Jewish Property Declaration documents from the time show that the artworks in Grünbaum’s collection were labeled with the German words “Erledigt” (“completed”] and “Gesperrt” [“blocked”], which is proof that they were handled by the Nazis, the complaints argue.
This isn’t the first time Grünbaum’s descendants have sought to reclaim artworks owned by their relative. In 2005, another heir, Milos Vavra, sued for the restitution of Schiele’s 1917 painting, Seated Woman With Bent Left Leg (Torso). Seven years later, the judge in the case ultimately ruled in favor of the artwork’s owner, a Boston-based collector who purchased the piece in the early 1960s for about $3,300 from Galerie St. Etienne. Too much time had passed for Vavra to claim the piece, the judge said.

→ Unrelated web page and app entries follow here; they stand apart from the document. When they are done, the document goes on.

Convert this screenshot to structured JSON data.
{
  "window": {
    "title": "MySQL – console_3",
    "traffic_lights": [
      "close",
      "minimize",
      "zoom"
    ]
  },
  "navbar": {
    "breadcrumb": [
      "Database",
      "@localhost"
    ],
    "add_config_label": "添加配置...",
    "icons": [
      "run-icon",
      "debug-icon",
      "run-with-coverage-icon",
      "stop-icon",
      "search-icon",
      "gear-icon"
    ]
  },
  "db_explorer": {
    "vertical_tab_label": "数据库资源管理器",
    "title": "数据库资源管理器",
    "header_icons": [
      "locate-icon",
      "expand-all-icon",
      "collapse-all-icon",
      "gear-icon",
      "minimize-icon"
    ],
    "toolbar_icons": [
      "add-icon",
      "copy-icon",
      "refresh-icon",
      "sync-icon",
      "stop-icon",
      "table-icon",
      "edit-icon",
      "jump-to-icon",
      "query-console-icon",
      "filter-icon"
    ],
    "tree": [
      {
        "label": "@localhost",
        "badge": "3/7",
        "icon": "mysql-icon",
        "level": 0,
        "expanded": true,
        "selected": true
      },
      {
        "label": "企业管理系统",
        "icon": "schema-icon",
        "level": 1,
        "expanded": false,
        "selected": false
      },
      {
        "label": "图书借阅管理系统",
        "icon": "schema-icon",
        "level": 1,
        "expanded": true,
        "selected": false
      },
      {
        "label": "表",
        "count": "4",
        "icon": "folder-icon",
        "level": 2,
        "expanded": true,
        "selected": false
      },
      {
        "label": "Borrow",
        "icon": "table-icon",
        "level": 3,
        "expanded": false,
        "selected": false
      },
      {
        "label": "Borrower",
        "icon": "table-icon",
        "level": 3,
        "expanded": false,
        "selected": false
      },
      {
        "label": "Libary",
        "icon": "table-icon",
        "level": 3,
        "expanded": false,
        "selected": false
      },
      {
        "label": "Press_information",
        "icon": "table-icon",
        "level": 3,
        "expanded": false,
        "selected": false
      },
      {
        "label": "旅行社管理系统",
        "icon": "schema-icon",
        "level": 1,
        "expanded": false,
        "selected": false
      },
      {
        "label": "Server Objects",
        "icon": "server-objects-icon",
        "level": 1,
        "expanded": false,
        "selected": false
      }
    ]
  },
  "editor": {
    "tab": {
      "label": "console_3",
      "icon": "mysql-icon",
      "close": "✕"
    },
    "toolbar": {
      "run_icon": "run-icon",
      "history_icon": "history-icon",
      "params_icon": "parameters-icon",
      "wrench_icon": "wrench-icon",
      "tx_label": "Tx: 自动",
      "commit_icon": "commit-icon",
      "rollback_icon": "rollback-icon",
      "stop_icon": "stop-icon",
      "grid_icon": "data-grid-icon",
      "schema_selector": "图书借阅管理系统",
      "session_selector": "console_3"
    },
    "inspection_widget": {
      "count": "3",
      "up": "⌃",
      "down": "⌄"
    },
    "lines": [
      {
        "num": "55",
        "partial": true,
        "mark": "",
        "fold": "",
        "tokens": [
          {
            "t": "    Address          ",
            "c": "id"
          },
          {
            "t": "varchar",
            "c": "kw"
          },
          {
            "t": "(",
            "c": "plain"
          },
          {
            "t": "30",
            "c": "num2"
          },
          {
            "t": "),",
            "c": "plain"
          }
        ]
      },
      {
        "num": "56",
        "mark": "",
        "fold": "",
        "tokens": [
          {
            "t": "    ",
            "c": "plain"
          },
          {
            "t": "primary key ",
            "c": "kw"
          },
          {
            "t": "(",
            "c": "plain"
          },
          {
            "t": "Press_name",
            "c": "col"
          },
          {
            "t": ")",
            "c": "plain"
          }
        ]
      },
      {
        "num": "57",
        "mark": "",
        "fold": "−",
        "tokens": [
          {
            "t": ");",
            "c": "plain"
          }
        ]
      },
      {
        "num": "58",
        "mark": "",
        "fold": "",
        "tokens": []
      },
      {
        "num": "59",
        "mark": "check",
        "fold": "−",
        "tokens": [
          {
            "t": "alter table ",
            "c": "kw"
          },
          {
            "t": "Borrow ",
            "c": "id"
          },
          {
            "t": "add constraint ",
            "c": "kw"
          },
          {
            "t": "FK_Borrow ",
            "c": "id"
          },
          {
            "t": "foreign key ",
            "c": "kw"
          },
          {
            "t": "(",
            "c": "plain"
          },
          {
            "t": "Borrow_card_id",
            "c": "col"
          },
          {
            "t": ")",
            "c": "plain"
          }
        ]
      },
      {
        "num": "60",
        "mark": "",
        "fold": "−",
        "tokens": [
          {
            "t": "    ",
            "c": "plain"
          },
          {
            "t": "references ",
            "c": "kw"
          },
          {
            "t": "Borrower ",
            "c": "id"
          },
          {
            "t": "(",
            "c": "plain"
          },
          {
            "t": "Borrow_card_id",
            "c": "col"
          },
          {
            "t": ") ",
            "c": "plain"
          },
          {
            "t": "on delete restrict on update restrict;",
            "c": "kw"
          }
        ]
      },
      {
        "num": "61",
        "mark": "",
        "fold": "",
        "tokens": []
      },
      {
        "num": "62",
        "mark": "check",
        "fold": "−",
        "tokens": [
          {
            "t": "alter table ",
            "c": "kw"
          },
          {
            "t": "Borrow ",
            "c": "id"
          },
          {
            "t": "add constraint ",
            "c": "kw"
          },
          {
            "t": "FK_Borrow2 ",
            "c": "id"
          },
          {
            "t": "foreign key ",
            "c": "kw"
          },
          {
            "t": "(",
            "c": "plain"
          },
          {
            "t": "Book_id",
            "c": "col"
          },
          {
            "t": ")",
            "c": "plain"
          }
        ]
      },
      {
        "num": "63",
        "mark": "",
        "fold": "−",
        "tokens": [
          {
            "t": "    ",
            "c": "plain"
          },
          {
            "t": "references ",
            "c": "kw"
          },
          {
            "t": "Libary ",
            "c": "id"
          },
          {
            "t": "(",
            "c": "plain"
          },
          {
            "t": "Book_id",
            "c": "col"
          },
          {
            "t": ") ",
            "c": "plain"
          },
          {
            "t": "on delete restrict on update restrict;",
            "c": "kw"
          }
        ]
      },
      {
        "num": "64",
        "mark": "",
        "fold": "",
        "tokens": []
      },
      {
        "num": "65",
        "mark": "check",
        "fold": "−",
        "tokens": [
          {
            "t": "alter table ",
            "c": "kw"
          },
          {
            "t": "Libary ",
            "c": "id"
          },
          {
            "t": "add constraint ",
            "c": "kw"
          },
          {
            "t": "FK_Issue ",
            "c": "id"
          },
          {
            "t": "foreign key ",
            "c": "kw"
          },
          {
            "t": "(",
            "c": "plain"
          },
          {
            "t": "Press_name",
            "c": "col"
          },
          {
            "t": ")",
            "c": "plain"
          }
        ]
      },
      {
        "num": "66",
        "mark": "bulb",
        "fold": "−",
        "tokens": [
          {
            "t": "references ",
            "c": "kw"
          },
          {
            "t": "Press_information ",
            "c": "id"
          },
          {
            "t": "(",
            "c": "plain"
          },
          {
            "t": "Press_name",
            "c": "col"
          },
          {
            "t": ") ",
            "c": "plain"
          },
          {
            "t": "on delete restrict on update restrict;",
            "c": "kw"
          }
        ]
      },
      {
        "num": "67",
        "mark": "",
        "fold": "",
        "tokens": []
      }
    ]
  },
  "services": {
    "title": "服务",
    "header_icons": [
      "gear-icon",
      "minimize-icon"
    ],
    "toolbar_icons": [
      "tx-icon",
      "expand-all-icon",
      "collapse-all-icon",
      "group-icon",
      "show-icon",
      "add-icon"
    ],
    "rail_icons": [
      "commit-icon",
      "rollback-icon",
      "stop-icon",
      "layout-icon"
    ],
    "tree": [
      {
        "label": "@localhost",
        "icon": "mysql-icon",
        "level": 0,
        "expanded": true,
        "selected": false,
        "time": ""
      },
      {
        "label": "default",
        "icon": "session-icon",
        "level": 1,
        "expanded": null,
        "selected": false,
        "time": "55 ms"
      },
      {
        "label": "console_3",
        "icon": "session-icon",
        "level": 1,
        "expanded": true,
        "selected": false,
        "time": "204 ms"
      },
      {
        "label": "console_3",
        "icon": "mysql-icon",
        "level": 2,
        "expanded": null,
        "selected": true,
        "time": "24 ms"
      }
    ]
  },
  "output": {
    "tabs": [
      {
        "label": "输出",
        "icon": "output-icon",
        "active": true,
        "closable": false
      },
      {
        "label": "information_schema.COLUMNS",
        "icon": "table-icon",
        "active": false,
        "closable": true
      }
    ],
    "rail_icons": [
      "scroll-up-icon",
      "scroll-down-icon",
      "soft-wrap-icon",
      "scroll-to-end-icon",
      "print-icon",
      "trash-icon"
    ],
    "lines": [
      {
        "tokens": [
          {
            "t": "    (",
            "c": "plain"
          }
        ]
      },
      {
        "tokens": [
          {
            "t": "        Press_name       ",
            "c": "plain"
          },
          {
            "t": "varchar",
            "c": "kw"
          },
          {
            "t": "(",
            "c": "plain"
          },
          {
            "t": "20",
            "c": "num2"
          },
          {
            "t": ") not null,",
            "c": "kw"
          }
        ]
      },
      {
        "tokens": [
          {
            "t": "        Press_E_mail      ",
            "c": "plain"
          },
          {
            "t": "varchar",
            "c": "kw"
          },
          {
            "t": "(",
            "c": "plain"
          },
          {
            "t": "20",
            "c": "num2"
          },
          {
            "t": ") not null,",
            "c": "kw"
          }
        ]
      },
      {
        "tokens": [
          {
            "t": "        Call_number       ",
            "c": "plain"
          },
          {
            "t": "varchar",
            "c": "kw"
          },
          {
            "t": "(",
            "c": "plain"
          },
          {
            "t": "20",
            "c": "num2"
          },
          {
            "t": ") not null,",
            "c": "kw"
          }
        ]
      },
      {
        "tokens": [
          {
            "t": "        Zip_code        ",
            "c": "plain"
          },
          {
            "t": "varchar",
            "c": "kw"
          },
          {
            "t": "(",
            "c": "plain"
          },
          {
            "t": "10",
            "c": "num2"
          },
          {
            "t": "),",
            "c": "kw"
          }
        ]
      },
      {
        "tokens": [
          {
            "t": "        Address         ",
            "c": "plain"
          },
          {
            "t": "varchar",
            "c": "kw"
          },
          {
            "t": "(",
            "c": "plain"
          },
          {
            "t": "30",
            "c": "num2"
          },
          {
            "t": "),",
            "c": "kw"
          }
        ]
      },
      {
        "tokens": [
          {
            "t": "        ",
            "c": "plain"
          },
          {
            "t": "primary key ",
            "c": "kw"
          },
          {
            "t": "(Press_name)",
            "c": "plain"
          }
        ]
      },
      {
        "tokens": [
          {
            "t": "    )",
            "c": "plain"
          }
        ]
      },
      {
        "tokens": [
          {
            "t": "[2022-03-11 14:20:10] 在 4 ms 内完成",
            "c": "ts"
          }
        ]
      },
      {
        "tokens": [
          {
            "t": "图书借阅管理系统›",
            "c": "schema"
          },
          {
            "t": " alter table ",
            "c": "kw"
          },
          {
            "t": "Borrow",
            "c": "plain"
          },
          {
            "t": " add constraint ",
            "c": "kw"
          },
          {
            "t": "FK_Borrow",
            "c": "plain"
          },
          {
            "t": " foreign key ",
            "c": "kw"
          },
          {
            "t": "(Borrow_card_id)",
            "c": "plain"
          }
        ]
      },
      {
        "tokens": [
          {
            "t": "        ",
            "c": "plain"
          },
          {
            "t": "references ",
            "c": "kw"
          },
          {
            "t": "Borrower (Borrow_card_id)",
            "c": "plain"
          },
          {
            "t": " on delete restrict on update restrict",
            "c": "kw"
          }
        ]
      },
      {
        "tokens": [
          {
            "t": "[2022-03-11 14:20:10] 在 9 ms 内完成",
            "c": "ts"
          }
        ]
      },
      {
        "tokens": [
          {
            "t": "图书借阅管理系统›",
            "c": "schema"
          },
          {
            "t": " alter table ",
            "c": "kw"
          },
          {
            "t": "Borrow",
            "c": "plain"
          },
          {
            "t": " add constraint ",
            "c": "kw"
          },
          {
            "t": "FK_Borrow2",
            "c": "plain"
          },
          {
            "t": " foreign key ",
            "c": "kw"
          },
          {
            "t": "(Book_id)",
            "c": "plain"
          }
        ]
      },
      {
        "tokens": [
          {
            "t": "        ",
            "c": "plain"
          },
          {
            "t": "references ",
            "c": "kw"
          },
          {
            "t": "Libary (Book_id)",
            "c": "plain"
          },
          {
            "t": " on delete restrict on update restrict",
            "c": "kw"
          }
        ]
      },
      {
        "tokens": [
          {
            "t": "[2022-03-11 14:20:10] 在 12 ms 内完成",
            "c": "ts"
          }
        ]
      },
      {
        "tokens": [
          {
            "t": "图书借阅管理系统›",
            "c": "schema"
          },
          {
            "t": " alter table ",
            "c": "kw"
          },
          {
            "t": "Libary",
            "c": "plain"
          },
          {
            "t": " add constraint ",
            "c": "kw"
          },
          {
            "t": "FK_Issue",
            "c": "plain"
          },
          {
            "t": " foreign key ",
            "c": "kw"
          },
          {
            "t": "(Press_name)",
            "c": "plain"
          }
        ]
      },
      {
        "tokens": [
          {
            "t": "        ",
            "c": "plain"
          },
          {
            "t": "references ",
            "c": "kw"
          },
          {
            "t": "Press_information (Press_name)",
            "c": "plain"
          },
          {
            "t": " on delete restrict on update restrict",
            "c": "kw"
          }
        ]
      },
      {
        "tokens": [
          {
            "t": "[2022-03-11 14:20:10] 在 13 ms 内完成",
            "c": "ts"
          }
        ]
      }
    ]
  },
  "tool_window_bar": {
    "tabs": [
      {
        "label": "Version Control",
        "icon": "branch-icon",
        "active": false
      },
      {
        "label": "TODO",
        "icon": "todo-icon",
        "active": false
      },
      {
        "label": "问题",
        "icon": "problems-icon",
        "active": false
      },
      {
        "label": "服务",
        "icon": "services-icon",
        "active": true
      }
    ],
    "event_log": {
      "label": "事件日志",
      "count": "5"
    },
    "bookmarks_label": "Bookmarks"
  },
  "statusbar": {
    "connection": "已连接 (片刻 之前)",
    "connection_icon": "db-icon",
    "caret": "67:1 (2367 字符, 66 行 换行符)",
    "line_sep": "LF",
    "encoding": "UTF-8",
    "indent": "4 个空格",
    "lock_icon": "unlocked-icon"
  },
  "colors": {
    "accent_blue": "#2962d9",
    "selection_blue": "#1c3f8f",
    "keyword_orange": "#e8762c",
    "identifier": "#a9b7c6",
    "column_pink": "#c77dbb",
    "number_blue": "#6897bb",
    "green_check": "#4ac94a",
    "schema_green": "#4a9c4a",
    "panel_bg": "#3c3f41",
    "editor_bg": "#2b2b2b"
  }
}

In 2015, the heirs spotted two Schiele watercolors—Woman in a Black Pinafore (1911) and Woman Hiding Her Face (1912)—being sold at the Salon of Art + Design art fair in New York. Rife, Fraenkel, and Vavra sued, and another seven-year legal battle followed. But this time, the family won. Their case was boosted by the passing of the 2016 Holocaust Expropriated Recovery Act, a piece of legislation that standardizes the statute of limitations pertaining to cases of stolen artworks.
“We reject the notion that a person who signs a power of attorney in a death camp can be said to have executed the document voluntarily,” a New York Court of Appeals judge ruled earlier this year, upholding the lower court’s decision. “Any subsequent transfer of the artworks did not convey legal title.”
In November, the Grünbaum heirs sold Woman Hiding Her Face and Woman in a Black Pinafore at Christie’s for $2.5 million and $500,000, respectively. Proceeds from the sales went to a foundation for young artists that was established in Grünbaum’s memory.
Representatives from MoMA and SBMA did not immediately respond to Artnet News’s request for comment, nor did members of Reif and Fraenkel’s legal team.